So far, it’s not clear whether this rule change was meant to be a one-off to stir up drama with Will and Ines, or if this rule will also come into play when Chloe and Mitchell do eventually make their way to the boardroom next week. But for Episode 7, Nick Lachey broke the news to winning couple Ines and Will that instead of having to agree on the two matches they choose to make, each of them gets to pick one single to bring in.

This, of course, causes tension because Ines and Will have already found a major point of incompatibility between them: Will is all about strategy, while Ines is much more protective of her friends and their hearts. So Will chooses to bring in Diamond from Love Is Blind and match her with Dom, despite him and Georgia still going strong and despite Ines’ warnings that it wouldn’t be a good match. Given Dom’s previous refusal to bring Will into the house because of their history on The Mole (Dom said Will was also all about strategy on that show), this match-up wasn’t necessarily surprising, but it was a clear strategy move by Will.

As for Ines, she chose to shake things up in a different way: Knowing that Francesca is bisexual, she decided to match her with a new woman instead of one of the other men in the house. This is where Abbey comes in, and that leads us to our next (and perhaps biggest) rule change.

georgia and dom on perfect match

The number of suites is changed, and technically nobody has to go home.

Each previous episode, two singles of the same gender came in to match with people of the opposite gender. This left seven men or women in the house, compared to five of the opposite, meaning that when all five suites were filled with matches, two people would be stuck going home. Introducing a same-gender couple makes this a bit more complicated.

There are still seven women and five men in Episode 8, but the producers open an extra suite, meaning a total of six matches can be made overall. With 12 total contestants, that means nobody actually has to go home, as long as they match with someone (of any gender). That’s exactly what goes down in Episode 8, since Francesca and Abbey choose to match, leaving an equal number of men and women behind who also all match with each other. That left us with an extra couple taking part in the blindfolded obstacle course compatibility challenge in Episode 8, and it also provides new opportunities to make other matches, with more contestants on the board at once.

With four episodes left for the cast to find their perfect match, who knows if the rules will change again? At this point, I’m going to need to start taking notes during my Perfect Match marathons just to keep up.

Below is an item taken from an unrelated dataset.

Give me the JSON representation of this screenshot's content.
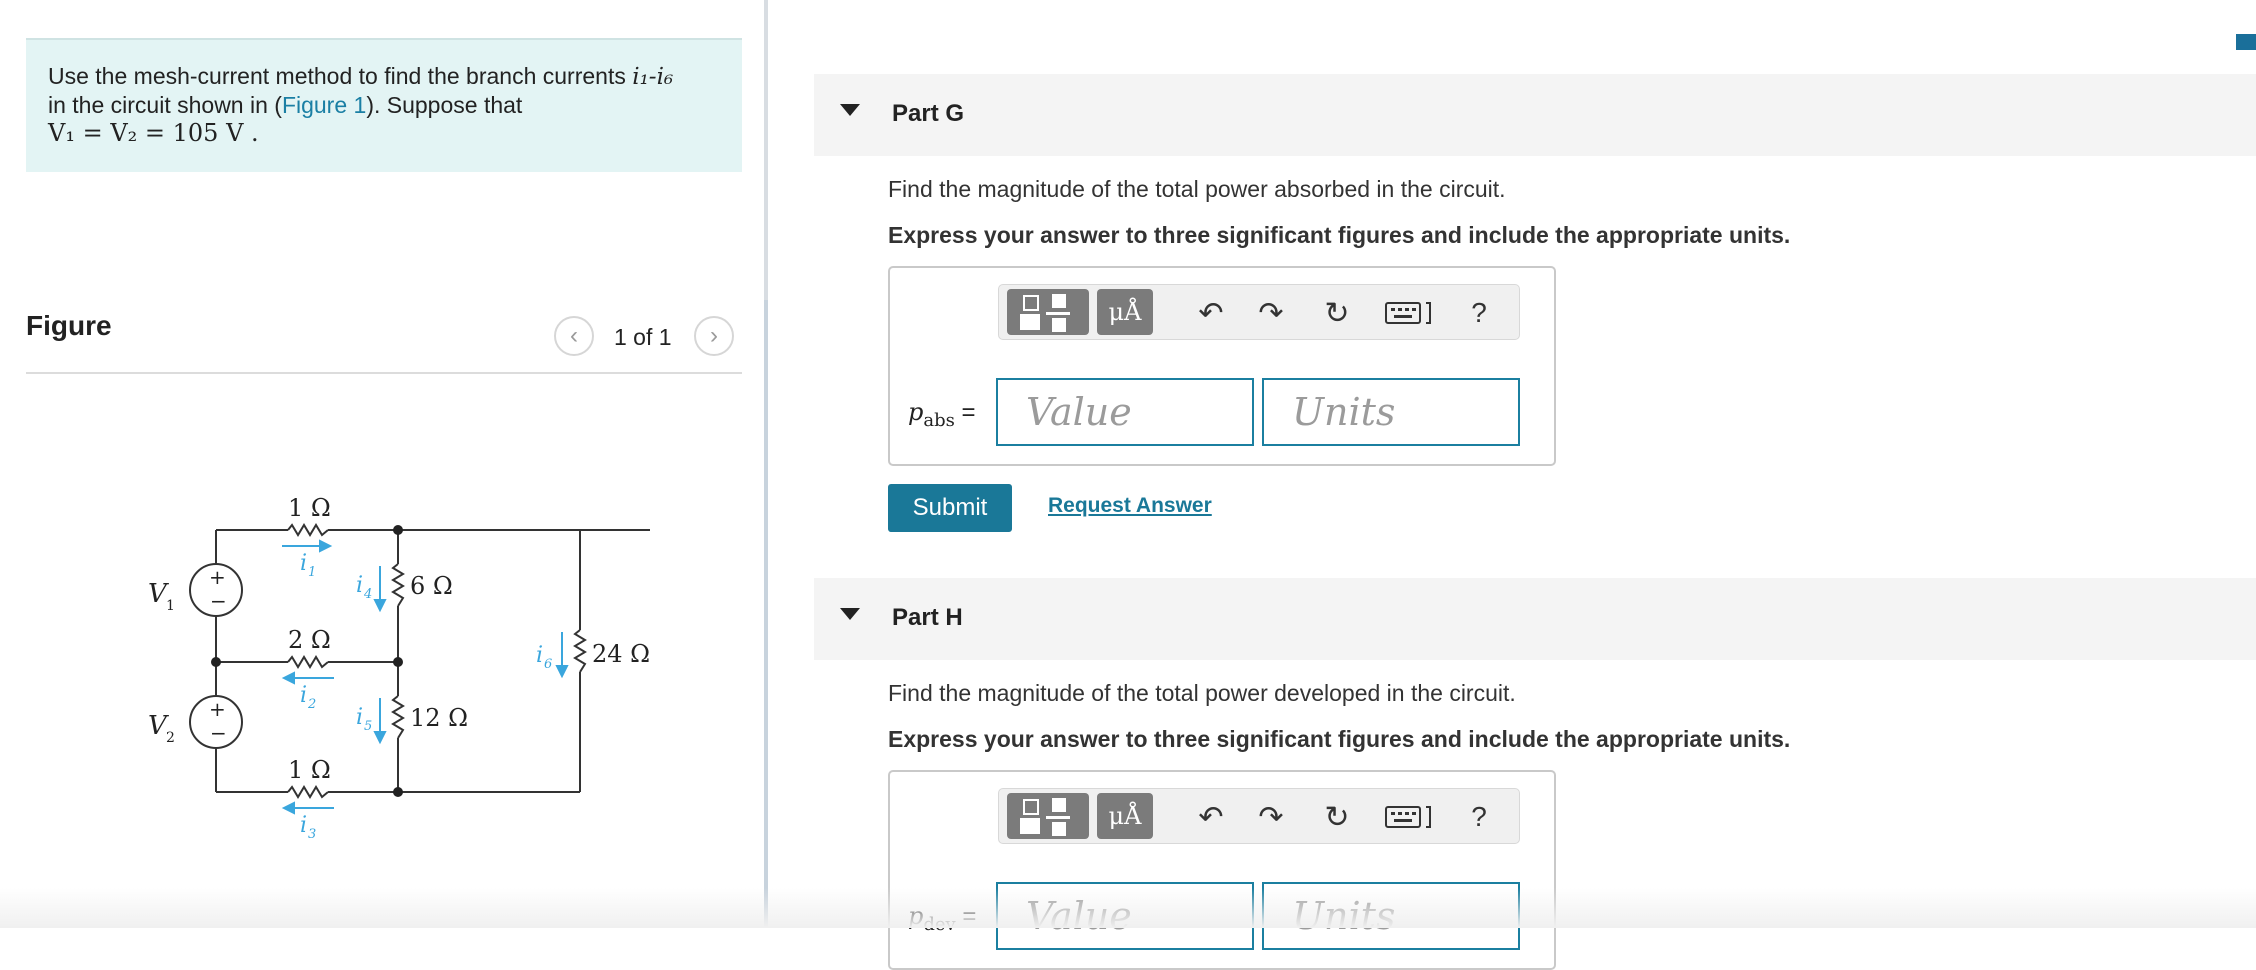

Erica Kam is the Life Editor at Her Campus. She oversees the life, career, and news verticals on the site, including academics, experience, high school, money, work, and Her20s coverage. Over her six years at Her Campus, Erica has served in various editorial roles on the national team, including as the previous Culture Editor and as an editorial intern. She has also interned at Bustle Digital Group, where she covered entertainment news for Bustle and Elite Daily. She graduated in 2021 with a bachelor’s degree in English and creative writing from Barnard College, where she was the senior editor of Columbia and Barnard’s Her Campus chapter and a deputy copy editor for The Columbia Spectator. When she's not writing or editing, you can find her dissecting K-pop music videos for easter eggs and rereading Jane Austen novels. She also loves exploring her home, the best city in the world — and if you think that's not NYC, she's willing to fight you on it.